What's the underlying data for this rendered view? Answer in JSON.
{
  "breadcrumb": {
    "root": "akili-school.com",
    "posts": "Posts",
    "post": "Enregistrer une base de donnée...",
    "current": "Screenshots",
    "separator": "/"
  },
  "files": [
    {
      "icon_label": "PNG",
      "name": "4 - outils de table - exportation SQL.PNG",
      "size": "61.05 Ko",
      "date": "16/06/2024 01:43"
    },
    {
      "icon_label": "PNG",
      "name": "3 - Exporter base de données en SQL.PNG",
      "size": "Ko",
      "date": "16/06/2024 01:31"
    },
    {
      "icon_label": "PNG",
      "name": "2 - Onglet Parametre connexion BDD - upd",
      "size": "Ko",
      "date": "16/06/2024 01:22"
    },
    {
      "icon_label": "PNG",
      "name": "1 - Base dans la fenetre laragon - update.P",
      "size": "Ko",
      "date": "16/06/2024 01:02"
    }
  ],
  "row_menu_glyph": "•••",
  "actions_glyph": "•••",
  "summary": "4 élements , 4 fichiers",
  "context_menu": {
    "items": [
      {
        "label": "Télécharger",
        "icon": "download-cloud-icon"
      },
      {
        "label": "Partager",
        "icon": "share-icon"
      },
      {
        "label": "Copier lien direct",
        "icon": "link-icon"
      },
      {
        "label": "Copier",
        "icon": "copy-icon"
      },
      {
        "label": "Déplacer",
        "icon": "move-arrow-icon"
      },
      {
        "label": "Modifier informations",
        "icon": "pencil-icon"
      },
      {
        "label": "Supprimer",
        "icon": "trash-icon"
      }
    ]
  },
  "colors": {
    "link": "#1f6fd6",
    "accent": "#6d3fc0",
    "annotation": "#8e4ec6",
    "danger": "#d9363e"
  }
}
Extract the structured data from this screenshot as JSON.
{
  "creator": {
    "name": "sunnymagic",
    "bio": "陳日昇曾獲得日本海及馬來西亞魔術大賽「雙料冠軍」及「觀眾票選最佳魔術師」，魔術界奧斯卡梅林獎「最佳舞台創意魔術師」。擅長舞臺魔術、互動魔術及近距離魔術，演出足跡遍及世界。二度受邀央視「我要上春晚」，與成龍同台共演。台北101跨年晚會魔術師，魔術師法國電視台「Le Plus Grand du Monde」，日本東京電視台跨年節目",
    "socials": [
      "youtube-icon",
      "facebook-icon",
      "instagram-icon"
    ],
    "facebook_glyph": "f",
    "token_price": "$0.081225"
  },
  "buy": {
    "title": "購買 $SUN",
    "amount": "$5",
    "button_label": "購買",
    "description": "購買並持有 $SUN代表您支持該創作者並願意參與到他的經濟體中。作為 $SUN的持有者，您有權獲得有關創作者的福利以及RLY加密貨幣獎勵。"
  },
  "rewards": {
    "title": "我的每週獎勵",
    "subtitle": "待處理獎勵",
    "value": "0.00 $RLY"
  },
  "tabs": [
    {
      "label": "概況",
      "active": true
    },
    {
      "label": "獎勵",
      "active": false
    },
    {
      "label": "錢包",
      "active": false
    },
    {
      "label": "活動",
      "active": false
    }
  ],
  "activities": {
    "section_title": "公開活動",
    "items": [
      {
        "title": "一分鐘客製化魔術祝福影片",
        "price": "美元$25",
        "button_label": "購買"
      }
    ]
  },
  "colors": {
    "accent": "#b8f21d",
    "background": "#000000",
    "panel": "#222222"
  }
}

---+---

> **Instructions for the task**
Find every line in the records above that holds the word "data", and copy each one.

> **Reply to the exercise**
What's the underlying data for this rendered view? Answer in JSON.
Extract the structured data from this screenshot as JSON.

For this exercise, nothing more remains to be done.